- RPG Maker MV (Enterbrain/Kadokawa) — The latest installment in the long-running series of easy to learn but extremely powerful RPG construction kits.
- One Way Heroics (SmokingWOLF/Spike Chunsoft) — Barely known (but brilliant) Japanese indie roguelike makes good with a complete revamp and reimagining from Danganronpa creators Spike Chunsoft.
- Gal*Gun Double Peace (Inti Creates/PQube) — A light gun shooter-cum-dating sim that manages to be considerably more than the sum of its parts.
- Fairy Fencer F: Advent Dark Force (Idea Factory/Compile Heart) — A huge revamp and expansion on Idea Factory and Compile Heart’s earlier title Fairy Fencer F, itself an attempt to tell a more serious tale than the light-hearted Neptunia series the company is most well-known for.
- Final Fantasy XV (Square Enix) — While a much more mainstream game than what I’d typically cover on MoeGamer, there’s a lot to write about with Final Fantasy XV that I felt was well worth exploring.
- Root Letter (Kadokawa/PQube) — A visual novel for the over-30s. Absolutely beautiful.
- Negligee (Dharker Studio) — A short visual novel from a British (but Japanese-inspired) studio that explores both the experience of working retail and what it’s like to slowly realise you’re a gay girl.
- Supipara (minori/MangaGamer) — A beautiful visual novel that tells a charming, dream-like tale that masterfully blends the magical and the mundane.
- Delicious! Pretty Girls Mahjong Solitaire (Zoo Corporation) — Exactly what it sounds like.
- VA-11 HALL-A (Sukeban Games) — A wonderful visual novel-cum-bartending sim by two guys from Venezuela who really love the old-school Japanese PC-98 aesthetic.
I’m pretty happy with that for nine months’ work, and I like to think that I’ve brought some much-needed attention and love to some games that simply don’t get noticed by many outlets these days.

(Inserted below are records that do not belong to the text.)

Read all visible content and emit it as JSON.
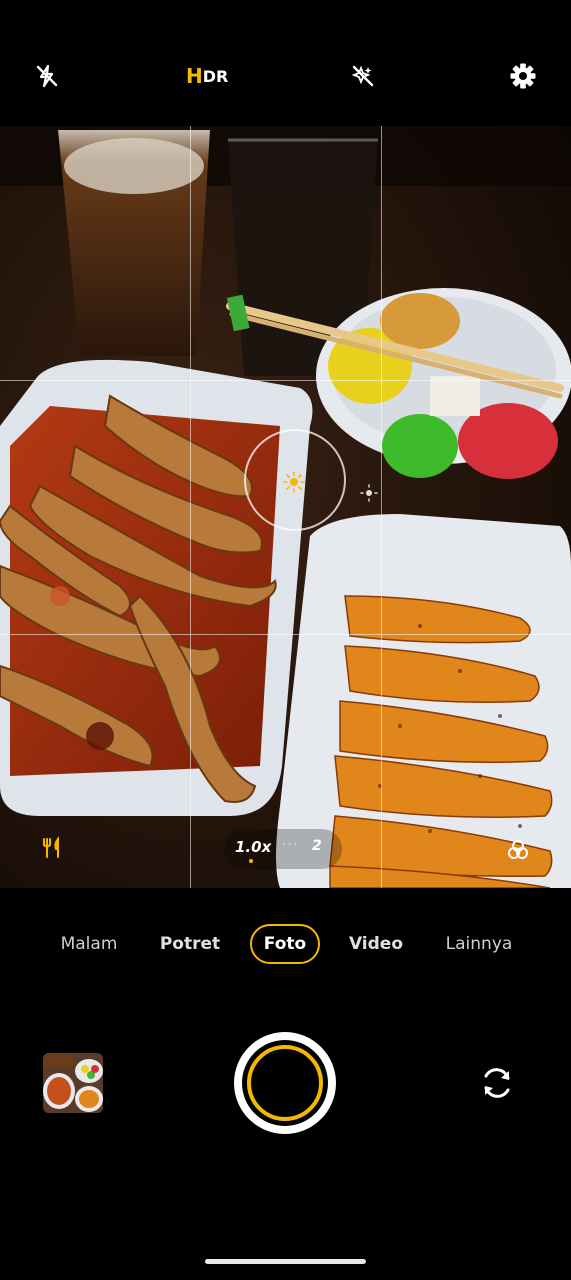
{
  "toolbar": {
    "flash_icon": "flash-off-icon",
    "hdr_h": "H",
    "hdr_dr": "DR",
    "ai_icon": "ai-scene-off-icon",
    "settings_icon": "gear-icon"
  },
  "viewfinder": {
    "zoom_current": "1.0x",
    "zoom_dots": "···",
    "zoom_alt": "2",
    "food_mode_icon": "fork-knife-icon",
    "filter_icon": "filter-circles-icon",
    "exposure_icon": "sun-icon"
  },
  "modes": [
    {
      "label": "Malam",
      "active": false
    },
    {
      "label": "Potret",
      "active": false
    },
    {
      "label": "Foto",
      "active": true
    },
    {
      "label": "Video",
      "active": false
    },
    {
      "label": "Lainnya",
      "active": false
    }
  ],
  "controls": {
    "gallery_icon": "gallery-thumbnail",
    "shutter_icon": "shutter-button",
    "switch_icon": "camera-switch-icon"
  },
  "colors": {
    "accent": "#f5b800",
    "background": "#000000"
  }
}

Perhaps I’ve even made you aware of games that you didn’t even know existed, dear reader, and if that’s the case I hope you’ve found something to enjoy among all the titles I’ve covered.

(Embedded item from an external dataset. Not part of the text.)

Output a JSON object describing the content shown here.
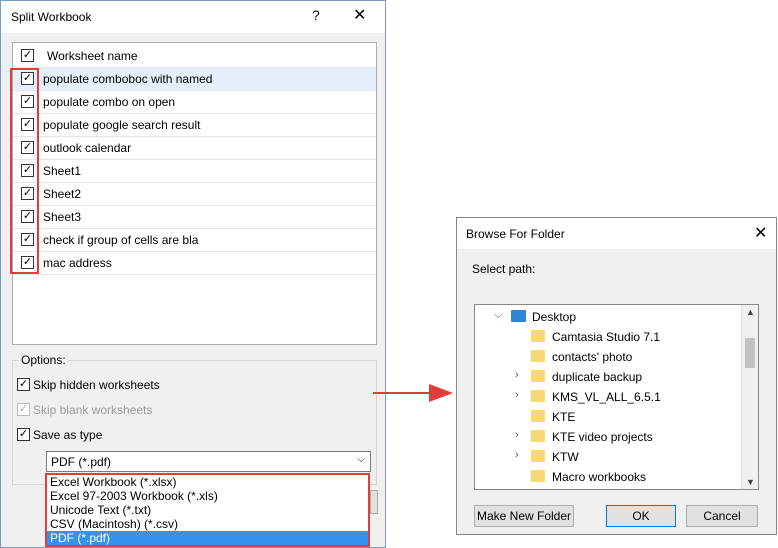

I’ve got a number of titles I’d like to cover on MoeGamer in the new year, including the Trails series by Falcom, Nights of Azure and a variety of Atelier games by Gust, Omega Quintet from Idea Factory and Compile Heart, and numerous others besides. While I’m under no illusions that MoeGamer is ever going to be a competitor for big mainstream sites that pump out a variety of provocative clickbait each day, I am happy with what I’ve created with it so far, and over time I intend to continue expanding it into a comprehensive resource full of long-form articles about a wide variety of surprising and fascinating Japanese (and Japanese-inspired) games. To put it another way, I want MoeGamer to reflect my love for the medium, and I hope others enjoy it too.
If you enjoy what I’ve done with the site or simply want to support creators producing long-form, non-clickbait content, any donations to my Patreon are most gratefully received right here. I thank you kindly in advance for your generosity and readership, and hope you enjoy what I produce in the new year.